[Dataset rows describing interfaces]
↓

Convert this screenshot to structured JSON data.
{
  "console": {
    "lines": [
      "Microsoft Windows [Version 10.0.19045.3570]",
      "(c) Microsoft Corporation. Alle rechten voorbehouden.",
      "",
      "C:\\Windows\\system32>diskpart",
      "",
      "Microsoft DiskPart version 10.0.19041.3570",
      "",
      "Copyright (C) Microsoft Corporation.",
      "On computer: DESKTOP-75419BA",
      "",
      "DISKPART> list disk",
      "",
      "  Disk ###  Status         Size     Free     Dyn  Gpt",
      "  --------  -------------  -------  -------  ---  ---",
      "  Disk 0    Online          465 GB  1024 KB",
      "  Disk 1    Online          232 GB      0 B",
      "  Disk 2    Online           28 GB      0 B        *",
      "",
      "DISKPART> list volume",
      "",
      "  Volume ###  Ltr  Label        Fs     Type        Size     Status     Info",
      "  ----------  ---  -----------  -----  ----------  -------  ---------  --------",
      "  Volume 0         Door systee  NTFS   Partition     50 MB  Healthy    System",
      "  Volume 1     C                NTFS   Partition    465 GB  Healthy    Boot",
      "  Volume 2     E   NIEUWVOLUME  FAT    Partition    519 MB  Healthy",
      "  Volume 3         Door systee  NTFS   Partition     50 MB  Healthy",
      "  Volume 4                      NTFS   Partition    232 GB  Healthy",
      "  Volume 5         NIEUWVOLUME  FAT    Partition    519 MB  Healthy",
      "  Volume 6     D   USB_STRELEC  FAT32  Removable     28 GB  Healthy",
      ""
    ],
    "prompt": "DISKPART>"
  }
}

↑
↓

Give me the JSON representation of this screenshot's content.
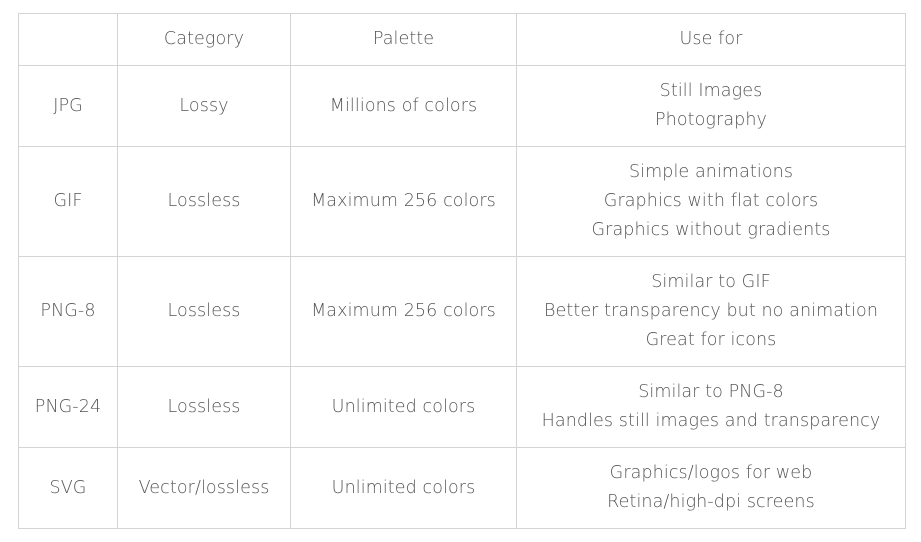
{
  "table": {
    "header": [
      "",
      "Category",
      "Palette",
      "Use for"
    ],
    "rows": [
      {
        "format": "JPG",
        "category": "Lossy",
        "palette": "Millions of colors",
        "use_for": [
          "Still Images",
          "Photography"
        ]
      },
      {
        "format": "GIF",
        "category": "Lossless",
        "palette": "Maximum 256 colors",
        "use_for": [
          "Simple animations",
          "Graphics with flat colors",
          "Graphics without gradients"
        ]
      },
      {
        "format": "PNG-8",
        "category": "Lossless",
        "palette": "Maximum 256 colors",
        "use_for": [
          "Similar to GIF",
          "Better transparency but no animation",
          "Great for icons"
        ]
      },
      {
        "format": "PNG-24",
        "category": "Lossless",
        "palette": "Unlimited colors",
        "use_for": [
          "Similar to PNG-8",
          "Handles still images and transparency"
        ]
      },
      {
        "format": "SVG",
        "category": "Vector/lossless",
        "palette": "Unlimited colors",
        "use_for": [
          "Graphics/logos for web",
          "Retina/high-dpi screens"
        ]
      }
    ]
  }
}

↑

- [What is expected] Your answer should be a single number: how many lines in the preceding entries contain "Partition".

- [Answer box] 6